(Excerpts from an interface dataset)
%%

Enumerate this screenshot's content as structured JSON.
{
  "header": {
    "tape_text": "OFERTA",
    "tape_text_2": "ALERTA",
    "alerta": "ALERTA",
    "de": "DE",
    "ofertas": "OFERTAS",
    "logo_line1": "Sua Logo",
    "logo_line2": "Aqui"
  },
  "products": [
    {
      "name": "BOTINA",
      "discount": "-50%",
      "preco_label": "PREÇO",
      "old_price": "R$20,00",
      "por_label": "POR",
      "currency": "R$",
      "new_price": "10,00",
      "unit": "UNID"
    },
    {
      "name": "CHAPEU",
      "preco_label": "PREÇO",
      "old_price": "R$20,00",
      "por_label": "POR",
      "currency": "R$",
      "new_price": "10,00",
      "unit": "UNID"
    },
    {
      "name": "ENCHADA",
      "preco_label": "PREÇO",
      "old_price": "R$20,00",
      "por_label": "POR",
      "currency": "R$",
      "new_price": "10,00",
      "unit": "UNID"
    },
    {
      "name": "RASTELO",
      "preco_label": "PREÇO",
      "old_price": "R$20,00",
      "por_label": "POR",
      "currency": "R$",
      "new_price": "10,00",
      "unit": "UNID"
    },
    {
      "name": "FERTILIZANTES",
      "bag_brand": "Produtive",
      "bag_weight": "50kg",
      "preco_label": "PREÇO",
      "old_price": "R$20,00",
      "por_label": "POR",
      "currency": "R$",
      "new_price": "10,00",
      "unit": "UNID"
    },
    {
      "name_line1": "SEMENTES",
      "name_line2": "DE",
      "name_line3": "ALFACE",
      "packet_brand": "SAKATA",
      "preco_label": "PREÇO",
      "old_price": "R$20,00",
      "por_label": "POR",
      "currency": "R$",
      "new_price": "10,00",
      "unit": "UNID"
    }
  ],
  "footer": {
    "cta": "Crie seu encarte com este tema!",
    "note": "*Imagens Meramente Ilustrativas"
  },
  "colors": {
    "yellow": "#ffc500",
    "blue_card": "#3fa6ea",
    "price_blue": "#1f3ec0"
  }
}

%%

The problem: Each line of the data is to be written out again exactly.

Exercise answer:
Enumerate this screenshot's content as structured JSON.
{
  "header": {
    "tape_text": "OFERTA",
    "tape_text_2": "ALERTA",
    "alerta": "ALERTA",
    "de": "DE",
    "ofertas": "OFERTAS",
    "logo_line1": "Sua Logo",
    "logo_line2": "Aqui"
  },
  "products": [
    {
      "name": "BOTINA",
      "discount": "-50%",
      "preco_label": "PREÇO",
      "old_price": "R$20,00",
      "por_label": "POR",
      "currency": "R$",
      "new_price": "10,00",
      "unit": "UNID"
    },
    {
      "name": "CHAPEU",
      "preco_label": "PREÇO",
      "old_price": "R$20,00",
      "por_label": "POR",
      "currency": "R$",
      "new_price": "10,00",
      "unit": "UNID"
    },
    {
      "name": "ENCHADA",
      "preco_label": "PREÇO",
      "old_price": "R$20,00",
      "por_label": "POR",
      "currency": "R$",
      "new_price": "10,00",
      "unit": "UNID"
    },
    {
      "name": "RASTELO",
      "preco_label": "PREÇO",
      "old_price": "R$20,00",
      "por_label": "POR",
      "currency": "R$",
      "new_price": "10,00",
      "unit": "UNID"
    },
    {
      "name": "FERTILIZANTES",
      "bag_brand": "Produtive",
      "bag_weight": "50kg",
      "preco_label": "PREÇO",
      "old_price": "R$20,00",
      "por_label": "POR",
      "currency": "R$",
      "new_price": "10,00",
      "unit": "UNID"
    },
    {
      "name_line1": "SEMENTES",
      "name_line2": "DE",
      "name_line3": "ALFACE",
      "packet_brand": "SAKATA",
      "preco_label": "PREÇO",
      "old_price": "R$20,00",
      "por_label": "POR",
      "currency": "R$",
      "new_price": "10,00",
      "unit": "UNID"
    }
  ],
  "footer": {
    "cta": "Crie seu encarte com este tema!",
    "note": "*Imagens Meramente Ilustrativas"
  },
  "colors": {
    "yellow": "#ffc500",
    "blue_card": "#3fa6ea",
    "price_blue": "#1f3ec0"
  }
}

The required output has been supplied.